Input for this task ->
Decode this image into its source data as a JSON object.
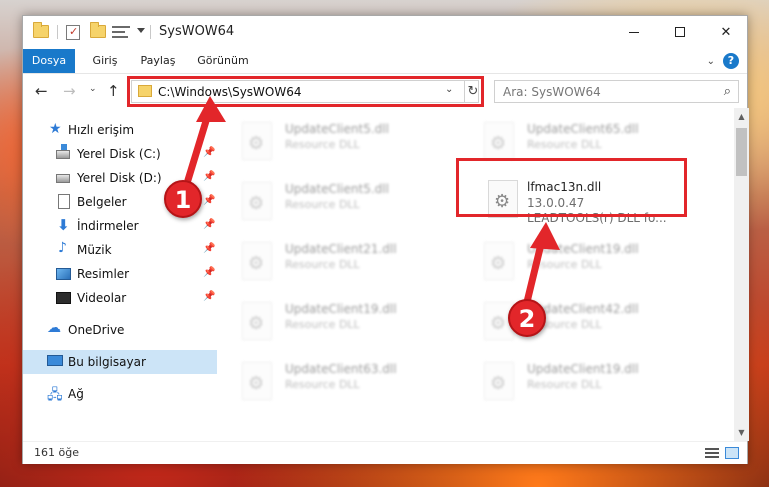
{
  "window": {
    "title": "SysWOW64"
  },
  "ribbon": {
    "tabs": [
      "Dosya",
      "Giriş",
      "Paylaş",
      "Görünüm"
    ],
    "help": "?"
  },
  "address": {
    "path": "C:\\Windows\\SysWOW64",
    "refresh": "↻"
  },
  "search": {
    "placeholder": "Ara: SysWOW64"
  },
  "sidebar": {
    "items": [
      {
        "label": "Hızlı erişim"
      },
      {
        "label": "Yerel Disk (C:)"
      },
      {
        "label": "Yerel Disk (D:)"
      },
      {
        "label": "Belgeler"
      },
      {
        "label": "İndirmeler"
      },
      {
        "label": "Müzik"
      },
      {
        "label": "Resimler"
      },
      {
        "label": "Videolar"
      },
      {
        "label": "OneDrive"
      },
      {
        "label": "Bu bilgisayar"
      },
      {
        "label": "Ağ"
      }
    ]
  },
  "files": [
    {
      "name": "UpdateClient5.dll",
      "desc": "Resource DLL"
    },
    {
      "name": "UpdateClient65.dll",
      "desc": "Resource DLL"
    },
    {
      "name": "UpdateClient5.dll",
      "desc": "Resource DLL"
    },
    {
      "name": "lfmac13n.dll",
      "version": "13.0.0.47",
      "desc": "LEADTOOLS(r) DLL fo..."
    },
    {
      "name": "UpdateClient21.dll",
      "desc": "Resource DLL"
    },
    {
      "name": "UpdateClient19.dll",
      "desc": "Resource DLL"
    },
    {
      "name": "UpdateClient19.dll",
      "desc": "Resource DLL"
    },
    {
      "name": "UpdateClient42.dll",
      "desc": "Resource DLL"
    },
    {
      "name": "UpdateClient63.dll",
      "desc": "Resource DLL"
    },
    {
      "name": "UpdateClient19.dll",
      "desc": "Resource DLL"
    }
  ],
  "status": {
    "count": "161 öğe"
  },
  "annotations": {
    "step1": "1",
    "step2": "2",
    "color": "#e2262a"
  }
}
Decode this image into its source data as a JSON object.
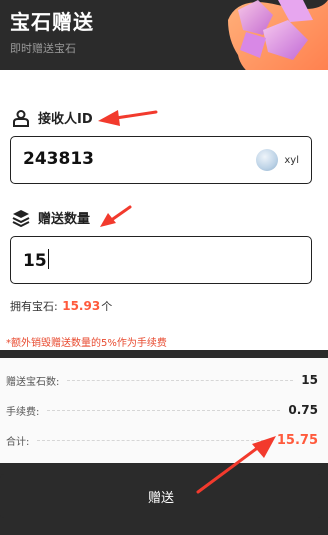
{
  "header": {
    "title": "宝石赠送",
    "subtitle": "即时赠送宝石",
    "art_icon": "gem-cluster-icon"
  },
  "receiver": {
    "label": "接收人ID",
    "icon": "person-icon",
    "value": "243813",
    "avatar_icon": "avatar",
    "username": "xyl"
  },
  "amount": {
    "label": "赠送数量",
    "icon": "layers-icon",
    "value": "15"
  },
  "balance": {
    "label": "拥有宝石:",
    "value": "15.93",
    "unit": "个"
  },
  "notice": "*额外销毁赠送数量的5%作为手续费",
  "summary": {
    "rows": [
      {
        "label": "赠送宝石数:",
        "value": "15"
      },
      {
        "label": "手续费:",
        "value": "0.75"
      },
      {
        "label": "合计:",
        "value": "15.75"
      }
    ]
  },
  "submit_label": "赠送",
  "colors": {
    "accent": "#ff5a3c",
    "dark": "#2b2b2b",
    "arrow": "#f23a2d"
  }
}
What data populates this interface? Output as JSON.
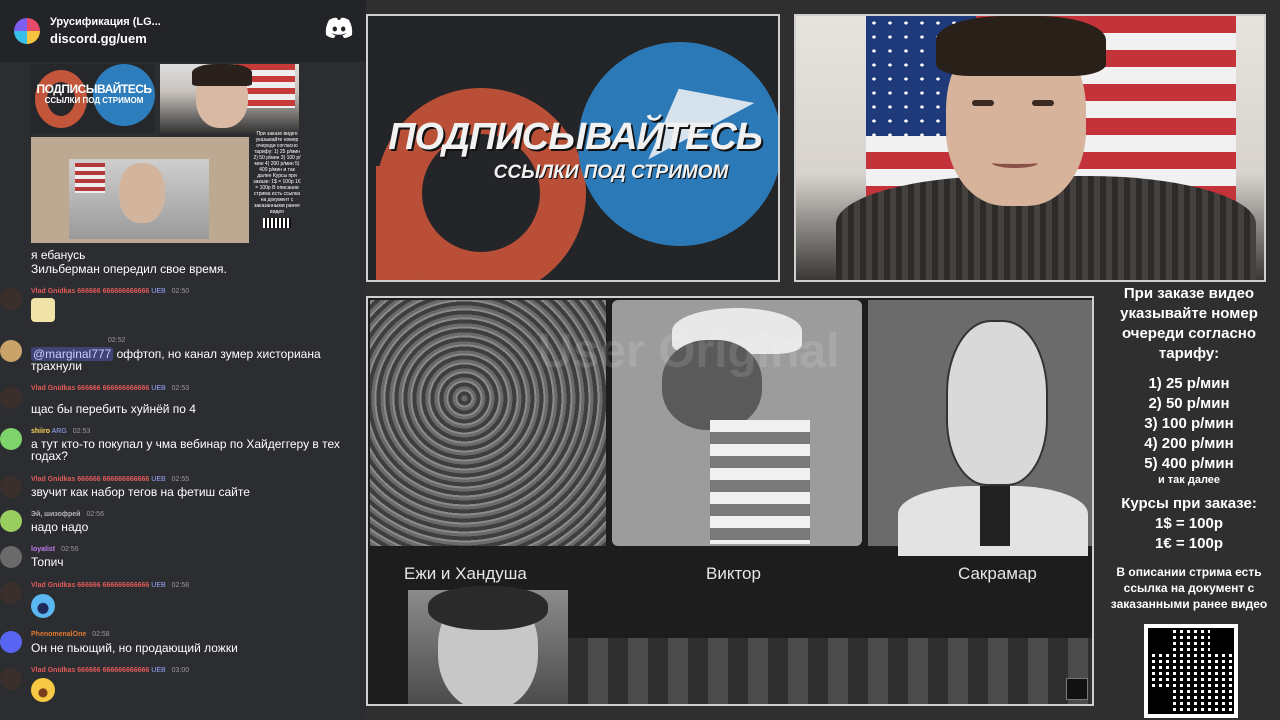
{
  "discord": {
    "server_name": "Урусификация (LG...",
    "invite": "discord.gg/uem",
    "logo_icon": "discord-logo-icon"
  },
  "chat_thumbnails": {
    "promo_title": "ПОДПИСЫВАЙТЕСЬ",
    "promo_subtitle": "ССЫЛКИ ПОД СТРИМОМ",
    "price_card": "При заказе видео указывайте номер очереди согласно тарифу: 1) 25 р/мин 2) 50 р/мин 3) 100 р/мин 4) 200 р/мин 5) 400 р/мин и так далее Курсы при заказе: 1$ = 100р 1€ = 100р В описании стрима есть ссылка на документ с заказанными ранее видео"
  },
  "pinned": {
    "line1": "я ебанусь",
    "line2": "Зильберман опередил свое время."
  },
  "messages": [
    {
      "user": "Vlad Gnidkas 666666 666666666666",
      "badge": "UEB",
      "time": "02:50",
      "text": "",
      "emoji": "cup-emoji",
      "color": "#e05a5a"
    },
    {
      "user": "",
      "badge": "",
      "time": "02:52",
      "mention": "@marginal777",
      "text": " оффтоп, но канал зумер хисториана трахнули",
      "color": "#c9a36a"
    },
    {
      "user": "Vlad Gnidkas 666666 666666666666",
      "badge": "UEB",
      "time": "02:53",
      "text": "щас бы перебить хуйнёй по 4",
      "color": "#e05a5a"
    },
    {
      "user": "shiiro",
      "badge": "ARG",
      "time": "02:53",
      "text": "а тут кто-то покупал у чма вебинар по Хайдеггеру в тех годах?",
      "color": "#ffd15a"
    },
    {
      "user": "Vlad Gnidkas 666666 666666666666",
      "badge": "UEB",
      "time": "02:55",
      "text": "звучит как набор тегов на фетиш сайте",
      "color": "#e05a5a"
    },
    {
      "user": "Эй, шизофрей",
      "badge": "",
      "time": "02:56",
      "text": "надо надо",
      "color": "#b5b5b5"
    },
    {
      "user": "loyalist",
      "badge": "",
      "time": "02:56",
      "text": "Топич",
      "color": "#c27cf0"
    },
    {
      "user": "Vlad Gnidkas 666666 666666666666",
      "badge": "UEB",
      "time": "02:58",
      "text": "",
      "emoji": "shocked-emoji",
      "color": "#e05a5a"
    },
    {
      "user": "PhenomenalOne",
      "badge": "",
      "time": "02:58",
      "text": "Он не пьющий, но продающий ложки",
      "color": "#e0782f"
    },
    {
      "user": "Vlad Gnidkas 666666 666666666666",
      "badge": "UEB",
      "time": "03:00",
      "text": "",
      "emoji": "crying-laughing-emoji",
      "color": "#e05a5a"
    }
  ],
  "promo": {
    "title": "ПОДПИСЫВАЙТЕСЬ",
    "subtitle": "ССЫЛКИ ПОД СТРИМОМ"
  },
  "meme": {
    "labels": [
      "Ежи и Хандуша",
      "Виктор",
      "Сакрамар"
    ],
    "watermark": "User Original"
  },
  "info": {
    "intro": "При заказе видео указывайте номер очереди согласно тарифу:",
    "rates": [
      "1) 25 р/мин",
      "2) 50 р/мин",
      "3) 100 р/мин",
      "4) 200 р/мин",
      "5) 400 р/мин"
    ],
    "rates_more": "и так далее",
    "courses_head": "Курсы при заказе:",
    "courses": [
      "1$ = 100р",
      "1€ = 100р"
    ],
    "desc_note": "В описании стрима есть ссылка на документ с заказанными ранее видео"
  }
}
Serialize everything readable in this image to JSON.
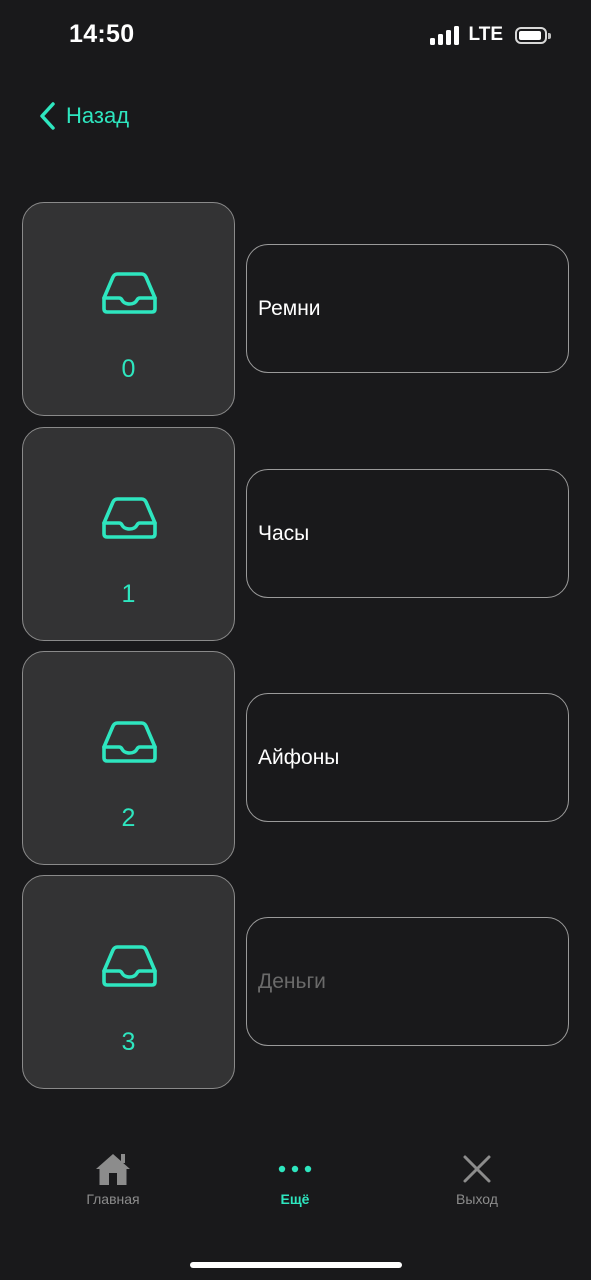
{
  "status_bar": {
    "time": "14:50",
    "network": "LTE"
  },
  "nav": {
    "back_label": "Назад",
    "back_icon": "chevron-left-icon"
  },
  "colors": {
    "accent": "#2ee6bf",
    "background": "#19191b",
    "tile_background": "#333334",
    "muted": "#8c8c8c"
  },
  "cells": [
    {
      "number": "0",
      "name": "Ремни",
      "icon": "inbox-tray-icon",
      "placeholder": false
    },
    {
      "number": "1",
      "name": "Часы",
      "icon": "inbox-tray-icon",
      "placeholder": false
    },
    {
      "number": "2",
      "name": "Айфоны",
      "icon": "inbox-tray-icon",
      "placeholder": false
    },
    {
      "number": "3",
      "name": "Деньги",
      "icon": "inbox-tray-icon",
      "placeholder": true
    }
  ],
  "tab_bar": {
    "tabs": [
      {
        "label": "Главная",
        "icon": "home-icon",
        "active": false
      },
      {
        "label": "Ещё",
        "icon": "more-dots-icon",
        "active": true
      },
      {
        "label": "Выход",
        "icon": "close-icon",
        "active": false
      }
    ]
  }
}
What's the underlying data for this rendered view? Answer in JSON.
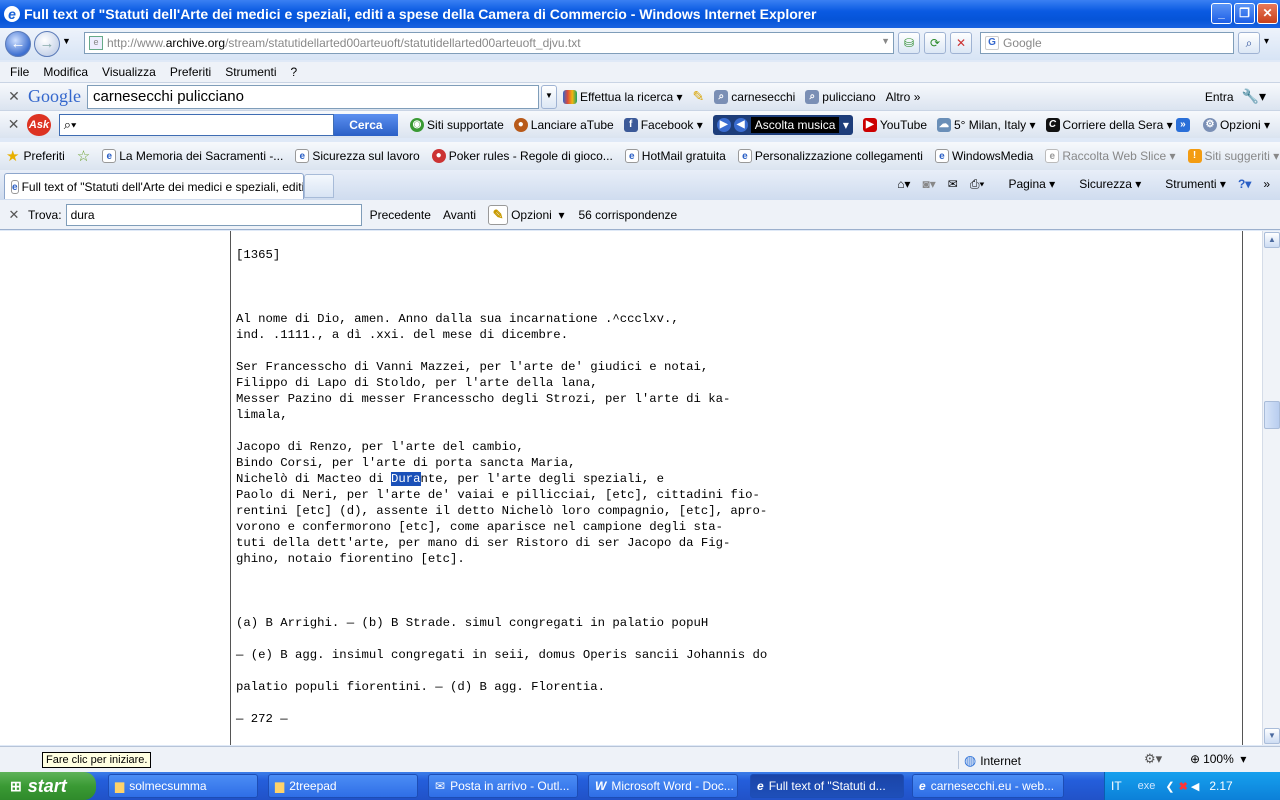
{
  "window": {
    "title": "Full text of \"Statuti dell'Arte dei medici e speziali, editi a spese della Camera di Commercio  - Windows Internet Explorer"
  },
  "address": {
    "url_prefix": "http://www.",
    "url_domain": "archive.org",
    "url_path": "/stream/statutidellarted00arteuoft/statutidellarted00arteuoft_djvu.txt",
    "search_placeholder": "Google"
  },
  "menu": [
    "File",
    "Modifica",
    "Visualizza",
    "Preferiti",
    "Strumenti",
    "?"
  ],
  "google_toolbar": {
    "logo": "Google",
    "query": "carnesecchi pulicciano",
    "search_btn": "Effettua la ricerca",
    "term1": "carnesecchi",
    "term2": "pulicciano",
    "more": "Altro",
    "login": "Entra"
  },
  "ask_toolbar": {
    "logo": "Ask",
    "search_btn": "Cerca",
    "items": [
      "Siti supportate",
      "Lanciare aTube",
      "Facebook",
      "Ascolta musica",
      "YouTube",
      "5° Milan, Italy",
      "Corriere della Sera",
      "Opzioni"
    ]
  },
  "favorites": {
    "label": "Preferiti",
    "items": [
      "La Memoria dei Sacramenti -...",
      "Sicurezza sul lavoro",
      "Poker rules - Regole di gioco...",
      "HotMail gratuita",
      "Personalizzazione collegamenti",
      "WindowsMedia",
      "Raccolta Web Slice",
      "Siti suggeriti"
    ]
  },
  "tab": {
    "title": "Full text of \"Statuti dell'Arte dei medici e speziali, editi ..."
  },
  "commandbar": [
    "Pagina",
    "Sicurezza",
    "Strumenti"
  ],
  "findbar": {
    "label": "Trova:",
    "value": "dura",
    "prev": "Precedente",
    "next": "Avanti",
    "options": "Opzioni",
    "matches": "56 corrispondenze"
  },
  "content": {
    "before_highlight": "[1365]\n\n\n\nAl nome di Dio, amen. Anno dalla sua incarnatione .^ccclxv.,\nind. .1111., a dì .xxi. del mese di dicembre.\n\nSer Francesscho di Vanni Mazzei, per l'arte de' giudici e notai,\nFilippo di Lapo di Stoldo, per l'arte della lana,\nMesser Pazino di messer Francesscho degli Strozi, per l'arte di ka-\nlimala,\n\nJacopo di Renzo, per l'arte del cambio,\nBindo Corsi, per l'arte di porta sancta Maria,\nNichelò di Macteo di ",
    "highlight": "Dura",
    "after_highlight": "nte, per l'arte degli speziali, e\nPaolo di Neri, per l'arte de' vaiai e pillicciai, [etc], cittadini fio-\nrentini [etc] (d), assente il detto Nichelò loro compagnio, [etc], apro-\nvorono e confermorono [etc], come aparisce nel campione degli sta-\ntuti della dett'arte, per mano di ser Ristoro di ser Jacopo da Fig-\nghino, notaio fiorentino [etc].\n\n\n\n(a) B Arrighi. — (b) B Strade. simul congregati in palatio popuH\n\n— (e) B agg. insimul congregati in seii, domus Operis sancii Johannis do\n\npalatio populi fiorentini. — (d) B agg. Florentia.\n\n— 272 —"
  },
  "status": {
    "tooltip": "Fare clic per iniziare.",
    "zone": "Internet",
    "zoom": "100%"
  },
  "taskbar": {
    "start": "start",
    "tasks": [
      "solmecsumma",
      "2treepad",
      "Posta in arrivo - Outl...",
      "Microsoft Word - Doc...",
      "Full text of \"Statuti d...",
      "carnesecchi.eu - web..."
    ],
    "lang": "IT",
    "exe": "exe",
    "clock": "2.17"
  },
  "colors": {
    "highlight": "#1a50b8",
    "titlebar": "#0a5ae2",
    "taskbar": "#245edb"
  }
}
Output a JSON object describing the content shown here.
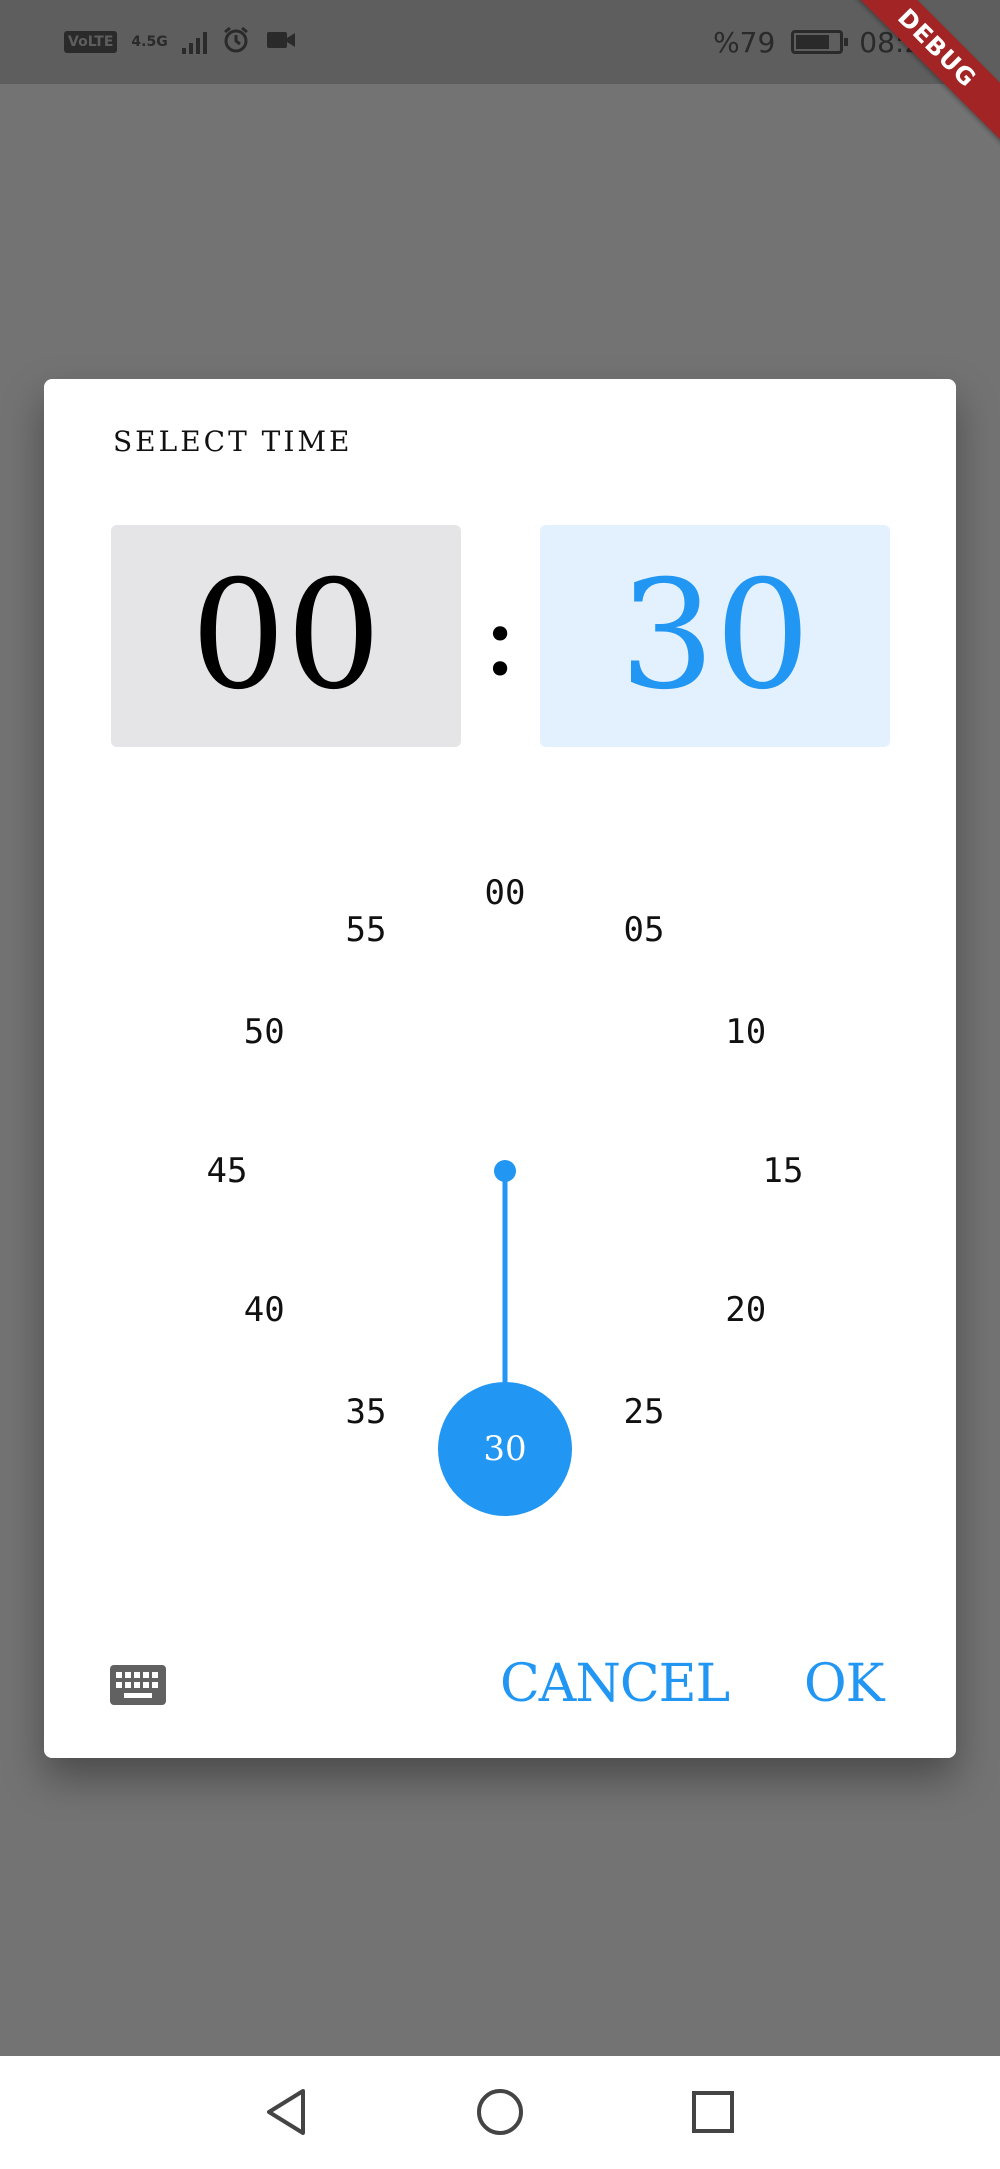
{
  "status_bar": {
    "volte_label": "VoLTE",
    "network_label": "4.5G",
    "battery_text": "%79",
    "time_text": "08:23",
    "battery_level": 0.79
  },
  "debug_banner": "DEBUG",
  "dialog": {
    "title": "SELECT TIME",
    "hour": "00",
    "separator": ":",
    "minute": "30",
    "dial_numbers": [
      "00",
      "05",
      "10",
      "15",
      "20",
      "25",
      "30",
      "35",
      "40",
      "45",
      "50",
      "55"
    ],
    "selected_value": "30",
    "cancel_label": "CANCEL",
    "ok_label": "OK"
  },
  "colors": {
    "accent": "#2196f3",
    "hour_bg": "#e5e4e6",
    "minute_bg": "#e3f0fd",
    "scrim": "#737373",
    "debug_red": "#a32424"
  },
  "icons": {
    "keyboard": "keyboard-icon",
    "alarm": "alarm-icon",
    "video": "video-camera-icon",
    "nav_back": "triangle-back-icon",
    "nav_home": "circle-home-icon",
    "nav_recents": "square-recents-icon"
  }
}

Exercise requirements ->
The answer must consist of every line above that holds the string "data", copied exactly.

Exercise output ->
Decode this image into its source data as a JSON object.
Decode this image into its source data as a JSON object.
What data populates this interface? Output as JSON.
What's the underlying data for this rendered view? Answer in JSON.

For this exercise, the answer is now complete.